I dug into my memory bank and recalled that hundreds of copra bags full of copra waiting to be shipped would be piled high on one side of the main wharf. We’d look for the dried coconuts that fell out on the side – they made such a lovely snack!
Walking down to Government Wharf and our boat to take us back to Alotau, I felt a pang of homesickness. Well, even a grown-up feels that from time to time. We are all captives of the tranquility of these islands. Especially the peace it brings especially when the day is done and one is in a reflective mood which I admit was my state of mind as we strolled towards the boat.
We assembled at Government Wharf and boarded our boat. There was no-one I knew I could wave aioni (good bye) to. Kind of sad. We pulled away from the wharf and as we set the course for Alotau we passed the main wharf and what used to be the Steamships wharf and all I could see was critical infrastructure falling apart and no-one seems to be doing anything about it.
Views of the seafront where the Samarai CBD was once the hub of financial, economic, and social activities.
This seafront was a hive of acivity in the ’60s and ’70s which made Samarai Island the place to be. Even during the early ’80s and ’90s. It was a meeting place for all sorts of people I reckon – and I don’t mean that in a bad way. Samarai was such an iconic place then.
Would we be able to rekindle that illustrious past maybe in another way and make it once again the hub every province needs. Each province needs more than one hub to get services to remote areas of the province.
“Back to Samarai the island of my dreams….” courtesy of the Island Sounds resonates with all those who came to love this idyllic little island, once full of life.
So the visit to Samarai was a painful reminder that we seem to let our history and heritage fade before our very eyes.

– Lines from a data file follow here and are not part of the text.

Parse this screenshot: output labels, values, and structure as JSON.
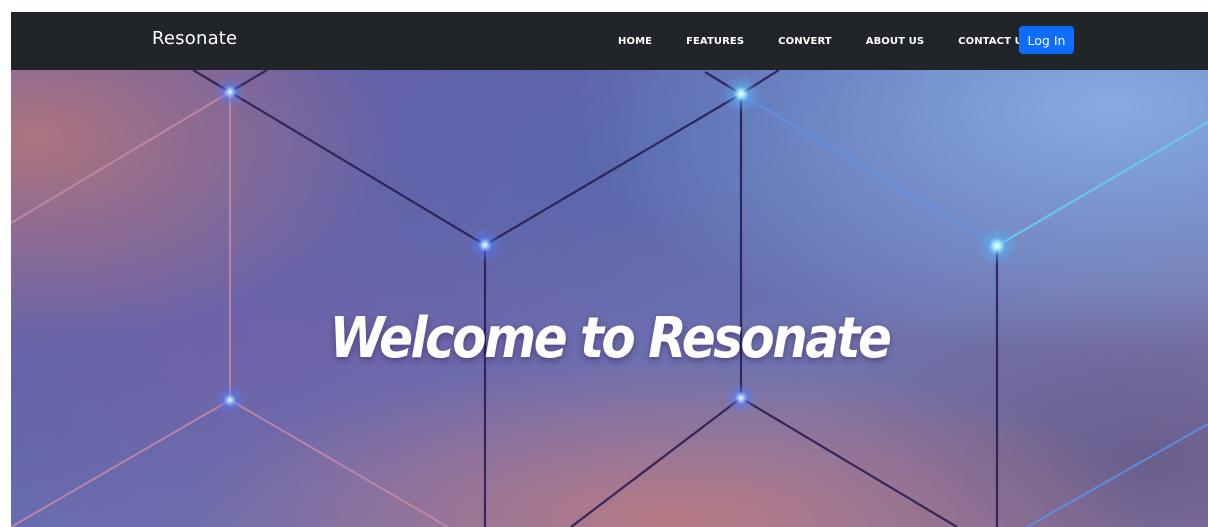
{
  "navbar": {
    "brand": "Resonate",
    "links": [
      "HOME",
      "FEATURES",
      "CONVERT",
      "ABOUT US",
      "CONTACT US"
    ],
    "login_label": "Log In"
  },
  "hero": {
    "title": "Welcome to Resonate",
    "background_icon": "hexagon-network-background"
  },
  "colors": {
    "navbar_bg": "#212529",
    "login_button": "#0d6efd",
    "hero_text": "#ffffff"
  }
}
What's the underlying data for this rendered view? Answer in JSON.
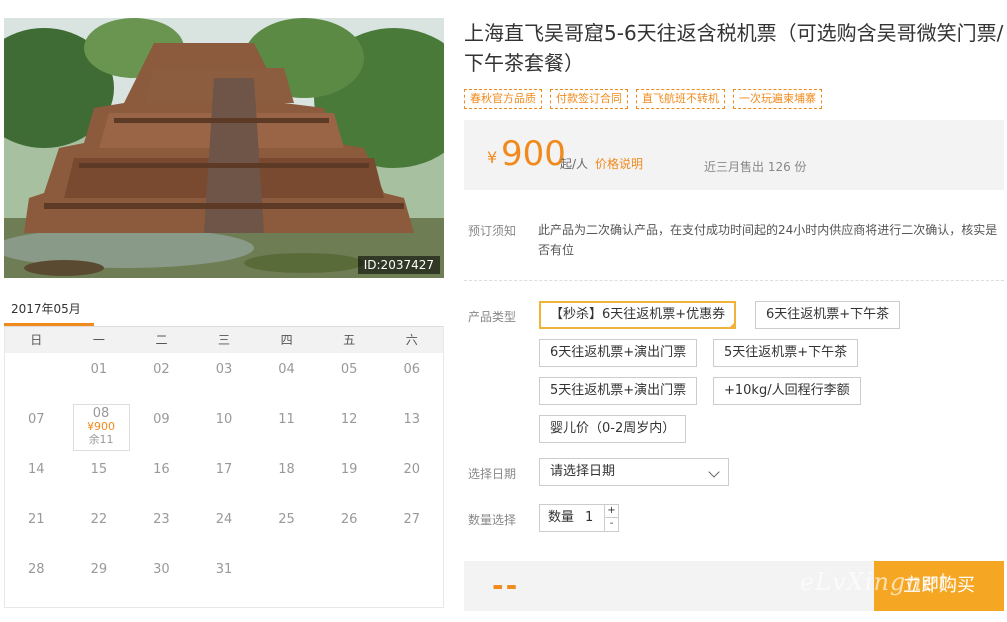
{
  "photo": {
    "id_label": "ID:2037427"
  },
  "calendar": {
    "month": "2017年05月",
    "weekdays": [
      "日",
      "一",
      "二",
      "三",
      "四",
      "五",
      "六"
    ],
    "rows": [
      [
        "",
        "01",
        "02",
        "03",
        "04",
        "05",
        "06"
      ],
      [
        "07",
        "08",
        "09",
        "10",
        "11",
        "12",
        "13"
      ],
      [
        "14",
        "15",
        "16",
        "17",
        "18",
        "19",
        "20"
      ],
      [
        "21",
        "22",
        "23",
        "24",
        "25",
        "26",
        "27"
      ],
      [
        "28",
        "29",
        "30",
        "31",
        "",
        "",
        ""
      ]
    ],
    "selected": {
      "day": "08",
      "price": "¥900",
      "stock": "余11"
    }
  },
  "product": {
    "title": "上海直飞吴哥窟5-6天往返含税机票（可选购含吴哥微笑门票/下午茶套餐）",
    "tags": [
      "春秋官方品质",
      "付款签订合同",
      "直飞航班不转机",
      "一次玩遍柬埔寨"
    ]
  },
  "price": {
    "symbol": "¥",
    "value": "900",
    "unit": "起/人",
    "link": "价格说明",
    "sold": "近三月售出 126 份"
  },
  "booking": {
    "notice_label": "预订须知",
    "notice_text": "此产品为二次确认产品，在支付成功时间起的24小时内供应商将进行二次确认，核实是否有位",
    "type_label": "产品类型",
    "options": [
      "【秒杀】6天往返机票+优惠券",
      "6天往返机票+下午茶",
      "6天往返机票+演出门票",
      "5天往返机票+下午茶",
      "5天往返机票+演出门票",
      "+10kg/人回程行李额",
      "婴儿价（0-2周岁内）"
    ],
    "date_label": "选择日期",
    "date_placeholder": "请选择日期",
    "qty_label": "数量选择",
    "qty_inner_label": "数量",
    "qty_value": "1",
    "qty_plus": "+",
    "qty_minus": "-"
  },
  "footer": {
    "total": "--",
    "buy_label": "立即购买"
  },
  "watermark": "eLvXingnet"
}
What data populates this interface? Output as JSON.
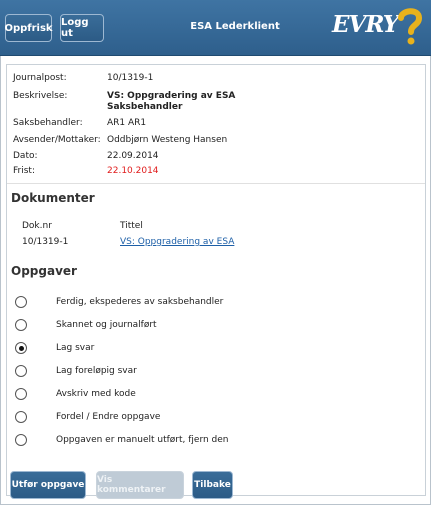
{
  "header": {
    "refresh_label": "Oppfrisk",
    "logout_label": "Logg ut",
    "title": "ESA Lederklient",
    "logo_text": "EVRY",
    "help_icon": "question-mark-icon"
  },
  "details": {
    "journalpost": {
      "label": "Journalpost:",
      "value": "10/1319-1"
    },
    "beskrivelse": {
      "label": "Beskrivelse:",
      "value_line1": "VS: Oppgradering av ESA",
      "value_line2": "Saksbehandler"
    },
    "saksbehandler": {
      "label": "Saksbehandler:",
      "value": "AR1 AR1"
    },
    "avsender": {
      "label": "Avsender/Mottaker:",
      "value": "Oddbjørn Westeng Hansen"
    },
    "dato": {
      "label": "Dato:",
      "value": "22.09.2014"
    },
    "frist": {
      "label": "Frist:",
      "value": "22.10.2014",
      "color": "#e01b1b"
    }
  },
  "documents": {
    "heading": "Dokumenter",
    "columns": [
      "Dok.nr",
      "Tittel"
    ],
    "rows": [
      {
        "dok_nr": "10/1319-1",
        "tittel": "VS: Oppgradering av ESA"
      }
    ]
  },
  "tasks": {
    "heading": "Oppgaver",
    "options": [
      {
        "label": "Ferdig, ekspederes av saksbehandler",
        "selected": false
      },
      {
        "label": "Skannet og journalført",
        "selected": false
      },
      {
        "label": "Lag svar",
        "selected": true
      },
      {
        "label": "Lag foreløpig svar",
        "selected": false
      },
      {
        "label": "Avskriv med kode",
        "selected": false
      },
      {
        "label": "Fordel / Endre oppgave",
        "selected": false
      },
      {
        "label": "Oppgaven er manuelt utført, fjern den",
        "selected": false
      }
    ]
  },
  "footer": {
    "perform_label": "Utfør oppgave",
    "comments_label": "Vis kommentarer",
    "back_label": "Tilbake"
  },
  "colors": {
    "header": "#356893",
    "accent_red": "#e01b1b",
    "link": "#1d5fa7"
  }
}
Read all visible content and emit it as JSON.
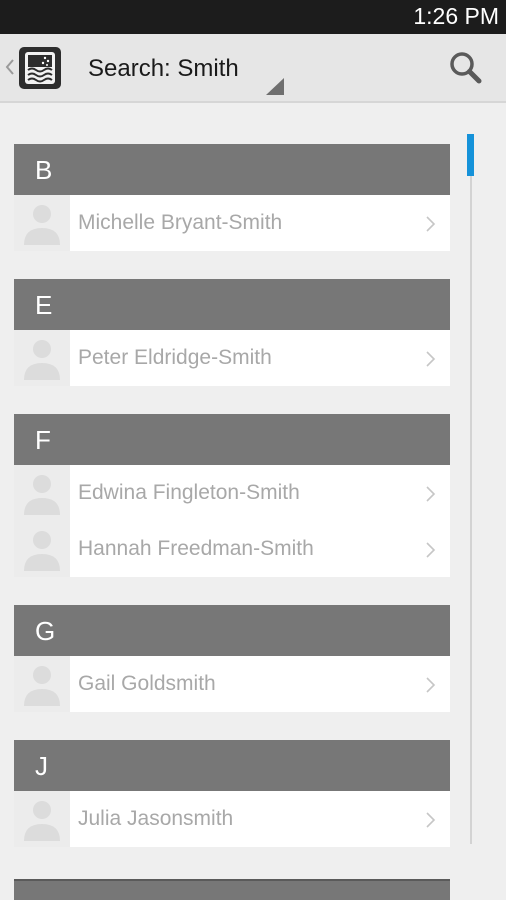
{
  "status_bar": {
    "time": "1:26 PM"
  },
  "action_bar": {
    "back_icon": "chevron-left-icon",
    "logo_icon": "app-logo-icon",
    "title": "Search: Smith",
    "spinner_icon": "dropdown-triangle-icon",
    "search_icon": "search-icon"
  },
  "sections": [
    {
      "letter": "B",
      "people": [
        {
          "name": "Michelle Bryant-Smith"
        }
      ]
    },
    {
      "letter": "E",
      "people": [
        {
          "name": "Peter Eldridge-Smith"
        }
      ]
    },
    {
      "letter": "F",
      "people": [
        {
          "name": "Edwina Fingleton-Smith"
        },
        {
          "name": "Hannah Freedman-Smith"
        }
      ]
    },
    {
      "letter": "G",
      "people": [
        {
          "name": "Gail Goldsmith"
        }
      ]
    },
    {
      "letter": "J",
      "people": [
        {
          "name": "Julia Jasonsmith"
        }
      ]
    }
  ],
  "colors": {
    "section_header": "#777777",
    "name_text": "#a8a8a8",
    "scrollbar_accent": "#1592d9",
    "status_bar": "#1c1c1c"
  }
}
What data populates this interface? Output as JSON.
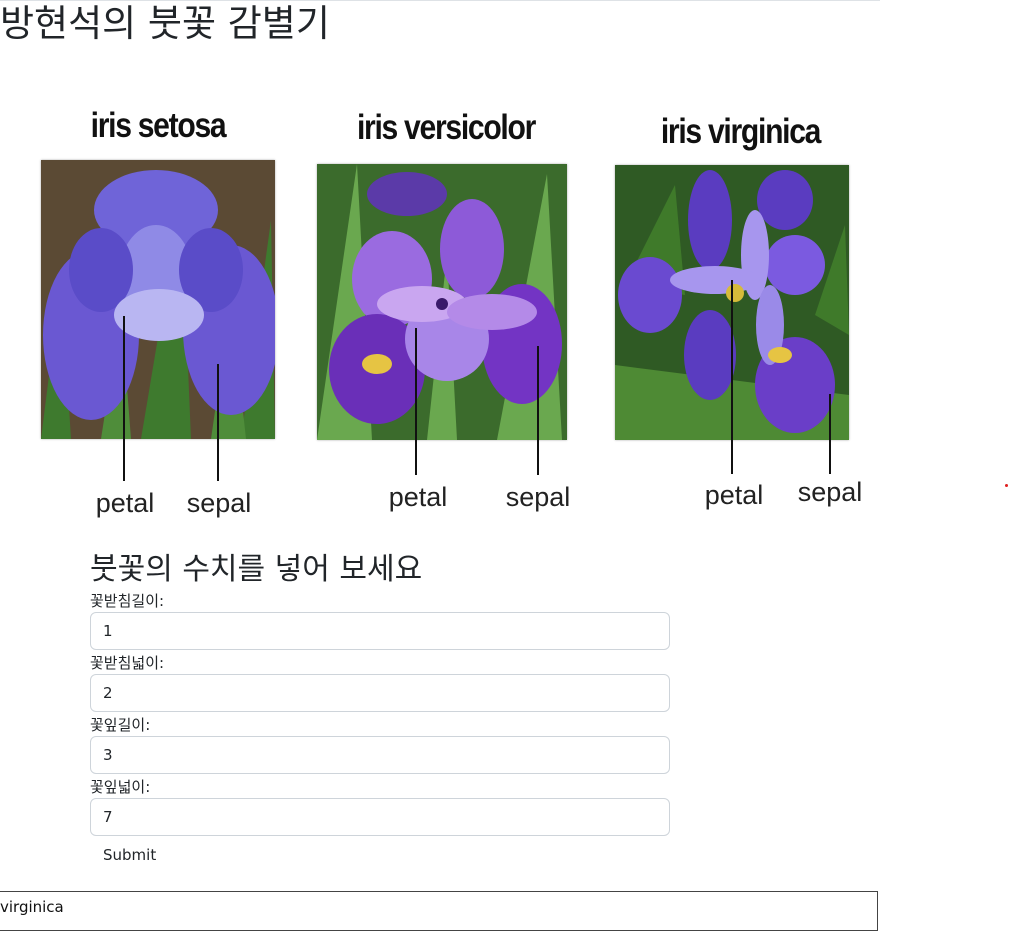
{
  "page": {
    "title": "방현석의 붓꽃 감별기"
  },
  "figure": {
    "species": [
      {
        "name": "iris setosa",
        "petal_label": "petal",
        "sepal_label": "sepal"
      },
      {
        "name": "iris versicolor",
        "petal_label": "petal",
        "sepal_label": "sepal"
      },
      {
        "name": "iris virginica",
        "petal_label": "petal",
        "sepal_label": "sepal"
      }
    ]
  },
  "form": {
    "heading": "붓꽃의 수치를 넣어 보세요",
    "fields": [
      {
        "label": "꽃받침길이:",
        "value": "1"
      },
      {
        "label": "꽃받침넓이:",
        "value": "2"
      },
      {
        "label": "꽃잎길이:",
        "value": "3"
      },
      {
        "label": "꽃잎넓이:",
        "value": "7"
      }
    ],
    "submit_label": "Submit"
  },
  "result": {
    "text": "virginica"
  },
  "colors": {
    "petal_violet": "#6a5acd",
    "petal_purple": "#7b3fc8",
    "leaf_green": "#3f7a2a",
    "indicator_red": "#e02020"
  }
}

We seem to take what was really good and practical in the past so much for granted and which we can use and turn to our advantage in our current development plans and activities. We seem to go for new things rather than building on the ones we already have. Samarai is a very real case in point.
It is still worth a visit if you are in Alotau and need to stretch your legs or do some island-hopping over a weekend. Samarai is worthy of a stop.
I believe there is time for a major resucitation and facelift. Let’s get government services back to the smaller islands in the southeast of Milne Bay by making Samarai a critical stopover place. It is bound to grow from its hibernating roots if given even a dog’s chance, to revive itself with the help of those who loved the island and still do. Perhaps the ‘Samarai Island diaspora’ is an excellent start. What sayeth ye?